This season, I have on repeat a song by Over the Rhine, from their Christmas album “Blood Oranges in the Snow.” Ben and I went to see them earlier this month. We’d each seen them perform in the past, separately, and it felt significant to see them together. It was festive and beautiful, and when they started singing this song, it hit me in a new way and has stayed with me all season.

Have you been trying too hard
Have you been holding too tight
Have you been worrying too much lately
All night
Whatever we’ve lost
I think we’re gonna let it go
Let it fall
Like snow

‘Cause rain and leaves
And snow and tears and stars
And that’s not all, my friend
They all fall with confidence and grace
So let it fall, let it fall

May we let what needs to fall go ahead and fall this season, my friends, and may we find grace in the space that remains.

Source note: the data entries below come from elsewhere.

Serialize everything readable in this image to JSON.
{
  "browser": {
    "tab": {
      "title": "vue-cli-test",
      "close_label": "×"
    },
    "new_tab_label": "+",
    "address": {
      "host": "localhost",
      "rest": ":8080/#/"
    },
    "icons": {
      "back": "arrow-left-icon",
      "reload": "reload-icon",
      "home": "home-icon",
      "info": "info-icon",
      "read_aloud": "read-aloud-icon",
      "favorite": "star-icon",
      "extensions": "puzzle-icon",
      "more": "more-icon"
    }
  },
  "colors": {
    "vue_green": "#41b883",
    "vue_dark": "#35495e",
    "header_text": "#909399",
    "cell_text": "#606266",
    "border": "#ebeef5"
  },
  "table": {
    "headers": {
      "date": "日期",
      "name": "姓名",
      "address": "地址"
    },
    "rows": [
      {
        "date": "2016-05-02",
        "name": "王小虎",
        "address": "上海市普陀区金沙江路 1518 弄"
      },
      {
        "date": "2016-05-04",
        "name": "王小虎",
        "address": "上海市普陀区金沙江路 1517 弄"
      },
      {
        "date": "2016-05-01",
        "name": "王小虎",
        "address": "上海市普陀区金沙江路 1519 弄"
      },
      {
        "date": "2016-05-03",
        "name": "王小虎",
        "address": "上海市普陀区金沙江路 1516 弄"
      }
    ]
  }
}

And if among your traditions is making a homemade gift or two, I have a recipe here from Alison Roman that you could mix up in these next couple of days for whomever is lingering on your list, or for the host of the next party on the calendar. Alternately, serve this as a unique breakfast for family or friends, or throw it on salad or soup for a surprising crunch. More serving ideas are included with the recipe.

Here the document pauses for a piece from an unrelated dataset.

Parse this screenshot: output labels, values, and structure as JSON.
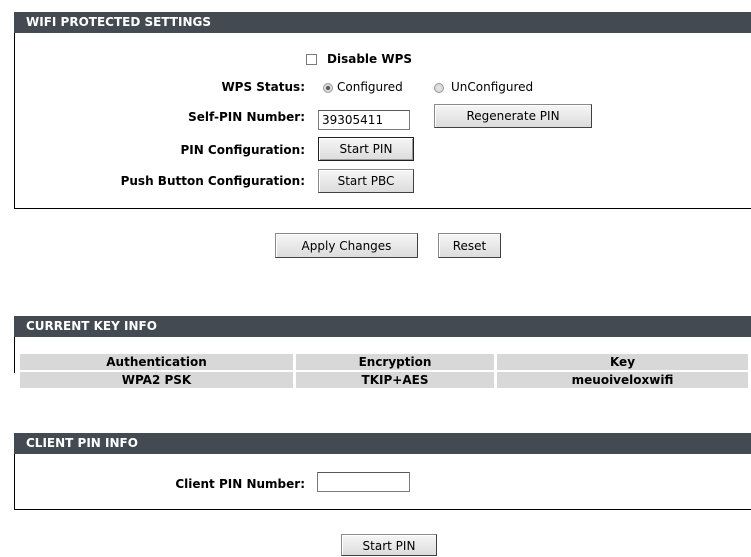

Wishing a joyful season to you and yours.

Savory Granola | Delightful Crumb

Savory Granola

Lightly adapted from Alison Roman’s Dining In

This savory granola is delicious on yogurt for breakfast (serving ideas below) and on top of salads and soups for an alternative to croutons or plain old seeds. It’s great for gifting and a nice savory snack to have on hand if you’re feeling overwhelmed by Christmas cookies and hot chocolate.

Makes about 5 cups of granola

1 1/2 cups rolled oats

1 cup raw sunflower seeds

1 cup raw pumpkin seeds

1 cup raw buckwheat groats (if unavailable, swap in more sunflower or pumpkin seeds)

1/2 cup flaxseeds

1/2 cup black or white sesame seeds

1/4 cup nigella seed (if unavailable, use more black or white sesame seeds)

3 large egg whites

1/3 cup olive oil

1/4 cup maple syrup

1/4 cup caraway or fennel seed

2 tablespoons Aleppo pepper (optional)

2 tablespoons soy sauce

2 teaspoons kosher salt

Freshly ground black pepper

Preheat the oven to 325 degrees Farenheit. Line a 9×13 rimmed baking sheet with parchment paper.

Give the egg whites a quick whisk to loosen them. In a large bowl, combine the oats, sunflower seeds, pumpkin seeds, buckwheat, flaxseeds, sesame seeds, nigella seed, egg whites, oil, maple syrup, caraway or fennel seed, Aleppo pepper (if using), soy sauce and salt. Toss until the mixture is well combined. Season generously with black pepper.

Spread the granola onto the prepared baking sheet and bake, stirring every 15 minutes or so, until everything is golden brown and well toasted, about 45 to 55 minutes. Let cool completely and break up any large clumps into smaller pieces. Store in glass jars or ziplock bags.

Savory Granola | Delightful Crumb

With Citrus

Slice or supreme or otherwise separate a variety of citrus—oranges, blood oranges, mandarins, pomelo, etc.

Arrange in a bowl with Greek (or other) plan yogurt. Top with a drizzle of olive oil, a big handful of savory granola and flaky sea salt.

Savory Granola | Delightful Crumb

With Cucumbers

Also adapted from Alison Roman’s Dining In

Grate fresh garlic into plain Greek yogurt. Squeeze in some lemon juice, and season with salt and pepper.

In a ziplock bag, smash (using a rolling pin or the bottom of a pan) thick slices of cucumbers and thinly sliced scallions, seasoned with more lemon juice, salt and pepper.

Serve the yogurt, cucumbers and savory granola with more sliced scallions, a drizzle of olive oil and flaky sea salt.

One Comment (Add Yours)

  1. I really like the way you photographed some serving suggestions! Very helpful, So true that traditions need to be some from the past as well as the ones we make ourselves. Merry Christmas!